But, when the day is done the only way for the Republicans to do anything with the new health law will be to work out a compromise—repeal before the 2012 elections is impossible and it isn’t very likely after the 2012 elections. Even if the Republicans sweep the White House and both houses of Congress in 2012, it is highly unlikely they will have the 60 Senate votes needed for a full repeal.
So, in the end, a compromise will be needed.
During the past week, more than one Democrat has indicated an interest in at least looking at compromise amendments to the health care bill—particularly on the individual mandate. But so far, Republicans are showing no signs of being interested in fixing what they say is a bill so bad it should only be repealed.
The House vote will take place against a backdrop of increasing debt and enormous fiscal challenge. In recent days, the national debt passed the $14 trillion mark—that is $45,300 for every person in the country!
Half of our national debt was added in just the last six years. The debt was “only” $7.6 trillion in January 2005 and $10.6 trillion the day President Obama was inaugurated just two years ago.
“The primary ethical issue of modern medicine and public health is the outcome gap,” write Paul Farmer and Nicole Gastineau Campos in an essay published in 2004. Entrenched in “growing social inequalities,” this gap is immediately evident to every physician: poverty is inversely proportional to health. “The growing gap,” they elaborate, “constitutes the chief human rights challenge of the 21st century.” The proliferation of people who never experience abuse of their civil rights, but lack access to medical care, has damaging societal implications: “what does it mean when an African-American neonate does not have ready access to a neonatal intensive care unit?” The answer is that “[w]henever more effective technologies are introduced there will be, in the absence of an equity plan, a growing outcome gap.”

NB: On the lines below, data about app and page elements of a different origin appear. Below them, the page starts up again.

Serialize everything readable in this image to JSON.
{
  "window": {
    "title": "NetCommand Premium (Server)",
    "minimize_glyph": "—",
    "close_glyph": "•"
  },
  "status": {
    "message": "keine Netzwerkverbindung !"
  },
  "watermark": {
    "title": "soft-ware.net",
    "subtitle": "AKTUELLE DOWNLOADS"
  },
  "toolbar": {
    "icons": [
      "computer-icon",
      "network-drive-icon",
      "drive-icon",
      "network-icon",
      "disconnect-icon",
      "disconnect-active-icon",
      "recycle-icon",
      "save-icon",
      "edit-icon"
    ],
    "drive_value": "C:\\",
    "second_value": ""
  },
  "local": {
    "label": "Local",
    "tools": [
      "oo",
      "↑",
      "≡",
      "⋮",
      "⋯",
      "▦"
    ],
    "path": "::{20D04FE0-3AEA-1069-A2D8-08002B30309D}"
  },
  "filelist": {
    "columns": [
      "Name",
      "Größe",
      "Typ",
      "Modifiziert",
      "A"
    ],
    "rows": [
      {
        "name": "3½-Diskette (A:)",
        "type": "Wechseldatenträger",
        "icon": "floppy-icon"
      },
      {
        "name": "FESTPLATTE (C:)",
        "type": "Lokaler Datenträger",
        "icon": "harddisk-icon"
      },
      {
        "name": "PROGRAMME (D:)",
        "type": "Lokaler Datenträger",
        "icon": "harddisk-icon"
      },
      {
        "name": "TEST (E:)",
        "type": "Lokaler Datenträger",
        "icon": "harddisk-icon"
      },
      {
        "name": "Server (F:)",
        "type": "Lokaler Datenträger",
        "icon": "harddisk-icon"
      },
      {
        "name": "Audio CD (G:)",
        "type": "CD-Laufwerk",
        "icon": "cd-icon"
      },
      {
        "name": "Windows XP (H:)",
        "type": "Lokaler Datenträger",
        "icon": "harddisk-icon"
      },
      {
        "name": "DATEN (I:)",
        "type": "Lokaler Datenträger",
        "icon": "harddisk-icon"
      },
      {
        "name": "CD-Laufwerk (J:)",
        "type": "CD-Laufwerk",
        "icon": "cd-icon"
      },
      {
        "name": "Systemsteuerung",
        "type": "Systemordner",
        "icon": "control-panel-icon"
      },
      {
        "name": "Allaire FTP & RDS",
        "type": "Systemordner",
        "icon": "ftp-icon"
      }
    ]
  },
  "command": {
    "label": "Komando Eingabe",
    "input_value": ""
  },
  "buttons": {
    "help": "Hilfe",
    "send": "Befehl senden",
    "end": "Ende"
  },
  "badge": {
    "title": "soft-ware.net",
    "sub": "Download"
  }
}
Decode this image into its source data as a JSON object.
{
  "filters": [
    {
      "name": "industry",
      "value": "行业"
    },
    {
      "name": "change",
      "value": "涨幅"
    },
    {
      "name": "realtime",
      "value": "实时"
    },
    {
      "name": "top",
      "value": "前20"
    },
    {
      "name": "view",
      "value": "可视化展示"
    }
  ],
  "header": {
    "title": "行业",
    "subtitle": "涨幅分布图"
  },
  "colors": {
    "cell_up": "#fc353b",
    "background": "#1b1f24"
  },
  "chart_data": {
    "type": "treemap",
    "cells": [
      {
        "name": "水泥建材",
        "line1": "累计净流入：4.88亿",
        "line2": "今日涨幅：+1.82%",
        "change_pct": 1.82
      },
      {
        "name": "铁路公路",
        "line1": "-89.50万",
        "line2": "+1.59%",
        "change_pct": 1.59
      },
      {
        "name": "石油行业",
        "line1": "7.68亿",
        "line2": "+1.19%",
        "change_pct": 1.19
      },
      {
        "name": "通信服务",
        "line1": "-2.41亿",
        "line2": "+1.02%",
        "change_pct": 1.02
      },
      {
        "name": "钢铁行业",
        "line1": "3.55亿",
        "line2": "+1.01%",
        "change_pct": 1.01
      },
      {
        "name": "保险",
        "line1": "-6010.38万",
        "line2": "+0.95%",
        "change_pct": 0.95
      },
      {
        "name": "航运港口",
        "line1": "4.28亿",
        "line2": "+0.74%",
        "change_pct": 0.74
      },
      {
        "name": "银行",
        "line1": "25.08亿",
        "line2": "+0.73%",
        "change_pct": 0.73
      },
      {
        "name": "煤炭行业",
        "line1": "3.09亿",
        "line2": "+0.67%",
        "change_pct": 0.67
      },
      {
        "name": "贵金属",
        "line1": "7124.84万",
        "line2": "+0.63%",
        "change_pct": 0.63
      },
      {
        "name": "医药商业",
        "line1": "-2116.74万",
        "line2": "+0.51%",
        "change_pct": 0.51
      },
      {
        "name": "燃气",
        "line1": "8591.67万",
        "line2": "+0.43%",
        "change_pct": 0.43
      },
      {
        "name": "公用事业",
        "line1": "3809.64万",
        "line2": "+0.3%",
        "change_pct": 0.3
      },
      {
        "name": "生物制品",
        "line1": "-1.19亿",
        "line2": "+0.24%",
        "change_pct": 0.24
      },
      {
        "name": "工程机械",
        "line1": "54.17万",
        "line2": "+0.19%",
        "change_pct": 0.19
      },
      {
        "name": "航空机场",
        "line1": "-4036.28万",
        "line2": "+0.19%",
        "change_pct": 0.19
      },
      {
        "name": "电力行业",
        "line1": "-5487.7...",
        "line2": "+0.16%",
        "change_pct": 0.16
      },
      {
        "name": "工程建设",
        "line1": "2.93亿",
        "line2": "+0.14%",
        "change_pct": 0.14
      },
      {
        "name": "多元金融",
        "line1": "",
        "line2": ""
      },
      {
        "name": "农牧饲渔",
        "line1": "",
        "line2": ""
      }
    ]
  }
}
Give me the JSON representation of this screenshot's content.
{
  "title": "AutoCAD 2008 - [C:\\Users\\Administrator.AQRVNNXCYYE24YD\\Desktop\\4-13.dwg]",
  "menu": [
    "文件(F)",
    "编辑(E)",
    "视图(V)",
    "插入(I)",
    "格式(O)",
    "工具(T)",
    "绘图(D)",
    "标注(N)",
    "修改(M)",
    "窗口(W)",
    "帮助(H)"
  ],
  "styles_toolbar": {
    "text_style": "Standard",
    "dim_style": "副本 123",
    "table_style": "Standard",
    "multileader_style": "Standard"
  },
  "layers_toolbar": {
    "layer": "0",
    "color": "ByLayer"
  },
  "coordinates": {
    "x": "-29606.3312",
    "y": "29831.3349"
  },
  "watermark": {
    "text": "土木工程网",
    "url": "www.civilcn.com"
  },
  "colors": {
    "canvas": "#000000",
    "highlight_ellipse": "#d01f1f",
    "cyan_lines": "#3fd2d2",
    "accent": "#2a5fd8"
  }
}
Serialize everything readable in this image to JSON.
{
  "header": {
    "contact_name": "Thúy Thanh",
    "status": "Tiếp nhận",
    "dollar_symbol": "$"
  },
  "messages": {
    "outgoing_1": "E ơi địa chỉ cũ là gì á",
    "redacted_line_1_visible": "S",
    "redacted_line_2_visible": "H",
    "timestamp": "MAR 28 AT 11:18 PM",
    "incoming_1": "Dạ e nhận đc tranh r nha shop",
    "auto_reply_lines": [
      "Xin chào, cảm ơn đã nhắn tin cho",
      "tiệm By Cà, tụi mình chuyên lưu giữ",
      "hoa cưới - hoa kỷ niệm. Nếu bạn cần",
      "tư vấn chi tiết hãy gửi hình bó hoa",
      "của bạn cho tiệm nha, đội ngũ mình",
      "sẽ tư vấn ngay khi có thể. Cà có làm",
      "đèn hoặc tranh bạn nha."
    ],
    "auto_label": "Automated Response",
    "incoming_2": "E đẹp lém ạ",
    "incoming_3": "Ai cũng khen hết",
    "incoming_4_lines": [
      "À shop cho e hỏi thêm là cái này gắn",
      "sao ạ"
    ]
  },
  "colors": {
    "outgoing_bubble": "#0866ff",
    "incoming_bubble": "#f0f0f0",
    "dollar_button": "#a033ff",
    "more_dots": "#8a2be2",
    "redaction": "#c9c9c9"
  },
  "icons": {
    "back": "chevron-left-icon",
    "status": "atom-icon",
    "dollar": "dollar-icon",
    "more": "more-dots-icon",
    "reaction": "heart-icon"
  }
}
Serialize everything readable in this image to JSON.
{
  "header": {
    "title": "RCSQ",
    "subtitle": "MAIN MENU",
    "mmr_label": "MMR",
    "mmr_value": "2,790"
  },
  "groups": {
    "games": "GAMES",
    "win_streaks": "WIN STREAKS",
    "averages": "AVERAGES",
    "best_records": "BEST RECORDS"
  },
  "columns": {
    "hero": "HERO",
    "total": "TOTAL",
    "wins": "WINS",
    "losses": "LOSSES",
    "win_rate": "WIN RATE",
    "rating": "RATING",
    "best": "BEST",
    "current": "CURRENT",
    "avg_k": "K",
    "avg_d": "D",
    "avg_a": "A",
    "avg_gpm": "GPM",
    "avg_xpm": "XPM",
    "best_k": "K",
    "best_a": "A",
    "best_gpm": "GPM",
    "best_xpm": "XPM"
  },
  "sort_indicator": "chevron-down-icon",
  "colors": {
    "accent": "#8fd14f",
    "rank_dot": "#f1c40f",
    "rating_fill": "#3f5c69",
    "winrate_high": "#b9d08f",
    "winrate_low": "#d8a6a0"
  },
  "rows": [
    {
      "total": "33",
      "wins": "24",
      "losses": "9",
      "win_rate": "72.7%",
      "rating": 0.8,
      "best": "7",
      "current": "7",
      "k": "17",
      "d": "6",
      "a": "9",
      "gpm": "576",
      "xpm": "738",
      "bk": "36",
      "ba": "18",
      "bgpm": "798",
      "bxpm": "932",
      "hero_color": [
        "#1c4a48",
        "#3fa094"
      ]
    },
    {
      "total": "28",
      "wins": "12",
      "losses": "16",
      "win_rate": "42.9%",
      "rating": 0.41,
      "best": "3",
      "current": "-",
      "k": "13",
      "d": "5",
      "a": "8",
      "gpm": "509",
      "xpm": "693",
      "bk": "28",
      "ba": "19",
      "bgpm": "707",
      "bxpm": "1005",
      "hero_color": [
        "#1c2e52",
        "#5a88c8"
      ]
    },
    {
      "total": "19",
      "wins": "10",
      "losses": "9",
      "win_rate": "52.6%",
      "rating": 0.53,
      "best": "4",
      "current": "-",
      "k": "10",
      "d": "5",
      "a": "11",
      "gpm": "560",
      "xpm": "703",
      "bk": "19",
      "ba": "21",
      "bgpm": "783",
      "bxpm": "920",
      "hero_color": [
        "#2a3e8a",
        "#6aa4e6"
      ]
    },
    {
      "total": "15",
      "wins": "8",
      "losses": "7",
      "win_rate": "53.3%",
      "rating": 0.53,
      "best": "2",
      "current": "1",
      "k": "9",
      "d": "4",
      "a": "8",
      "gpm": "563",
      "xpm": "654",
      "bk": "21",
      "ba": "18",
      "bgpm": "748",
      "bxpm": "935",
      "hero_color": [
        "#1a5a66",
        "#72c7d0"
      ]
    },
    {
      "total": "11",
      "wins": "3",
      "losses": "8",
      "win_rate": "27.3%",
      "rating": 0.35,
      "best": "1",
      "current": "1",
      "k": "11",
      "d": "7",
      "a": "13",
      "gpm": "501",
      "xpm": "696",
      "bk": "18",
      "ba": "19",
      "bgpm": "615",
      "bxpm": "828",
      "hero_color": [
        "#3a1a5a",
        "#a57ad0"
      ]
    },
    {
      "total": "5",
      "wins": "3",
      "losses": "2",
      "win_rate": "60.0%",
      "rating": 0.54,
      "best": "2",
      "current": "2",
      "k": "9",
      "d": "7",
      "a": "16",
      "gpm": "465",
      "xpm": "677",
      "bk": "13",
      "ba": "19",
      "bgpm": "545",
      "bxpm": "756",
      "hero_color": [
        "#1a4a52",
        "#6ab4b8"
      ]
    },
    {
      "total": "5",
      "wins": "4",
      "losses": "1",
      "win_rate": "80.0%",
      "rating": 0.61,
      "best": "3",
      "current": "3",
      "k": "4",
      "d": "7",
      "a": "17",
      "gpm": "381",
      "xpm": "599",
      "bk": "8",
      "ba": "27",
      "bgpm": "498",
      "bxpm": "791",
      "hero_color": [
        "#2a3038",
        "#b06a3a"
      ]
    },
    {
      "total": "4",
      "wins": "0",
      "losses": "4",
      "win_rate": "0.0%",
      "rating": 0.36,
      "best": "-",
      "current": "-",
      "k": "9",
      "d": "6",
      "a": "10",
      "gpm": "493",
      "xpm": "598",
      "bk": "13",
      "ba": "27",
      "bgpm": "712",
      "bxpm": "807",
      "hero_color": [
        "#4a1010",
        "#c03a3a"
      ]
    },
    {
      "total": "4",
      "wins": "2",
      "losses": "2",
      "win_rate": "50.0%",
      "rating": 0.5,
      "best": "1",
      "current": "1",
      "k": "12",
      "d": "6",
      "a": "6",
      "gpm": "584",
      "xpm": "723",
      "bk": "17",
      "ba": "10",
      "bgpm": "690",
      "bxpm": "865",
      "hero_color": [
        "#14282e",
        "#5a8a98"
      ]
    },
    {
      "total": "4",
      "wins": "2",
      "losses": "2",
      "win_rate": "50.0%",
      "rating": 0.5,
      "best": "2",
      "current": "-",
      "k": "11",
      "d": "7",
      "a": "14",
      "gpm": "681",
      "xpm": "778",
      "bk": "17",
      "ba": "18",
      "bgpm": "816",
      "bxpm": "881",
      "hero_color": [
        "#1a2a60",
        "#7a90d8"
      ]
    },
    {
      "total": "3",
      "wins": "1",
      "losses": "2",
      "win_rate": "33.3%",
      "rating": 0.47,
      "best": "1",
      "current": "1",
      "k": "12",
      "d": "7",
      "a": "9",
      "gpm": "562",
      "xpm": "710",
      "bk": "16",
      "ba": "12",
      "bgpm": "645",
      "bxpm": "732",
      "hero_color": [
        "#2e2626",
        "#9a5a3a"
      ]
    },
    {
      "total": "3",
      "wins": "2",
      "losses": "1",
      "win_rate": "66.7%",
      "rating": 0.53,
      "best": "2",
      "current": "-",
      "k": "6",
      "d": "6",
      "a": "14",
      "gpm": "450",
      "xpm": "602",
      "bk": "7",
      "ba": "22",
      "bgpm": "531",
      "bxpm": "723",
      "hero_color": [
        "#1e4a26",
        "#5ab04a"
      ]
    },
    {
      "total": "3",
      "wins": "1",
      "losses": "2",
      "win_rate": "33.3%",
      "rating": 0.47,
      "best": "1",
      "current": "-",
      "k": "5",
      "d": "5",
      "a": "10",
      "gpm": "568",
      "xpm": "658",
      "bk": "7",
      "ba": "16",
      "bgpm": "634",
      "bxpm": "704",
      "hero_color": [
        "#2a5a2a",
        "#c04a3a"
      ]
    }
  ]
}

Around the country, this gap is exploding. Surviving an illness may sometimes depend on the good will of kids. I kid you not. Carlos Olivas, Jr., a 12 year-old boy, in view that Arizona’s cuts to Medicare meant certain death to a man who he had never met named Francisco Felix, decided to help, raising money in the street. Carlos’ empathy toward Mr Felix―at least in part―originates from the thought of finding his father (who has cirrhosis) in a similar situation.
A sense of responsibility toward others, as exhibited by this young man, is the foundation of all societies. Carlos is an exemplary citizen, proof that the Social Contract is an intuitive concept. His behavior is strictly rational: today, I’m strong and can help the weak; tomorrow, when I’m not as strong, someone will help me.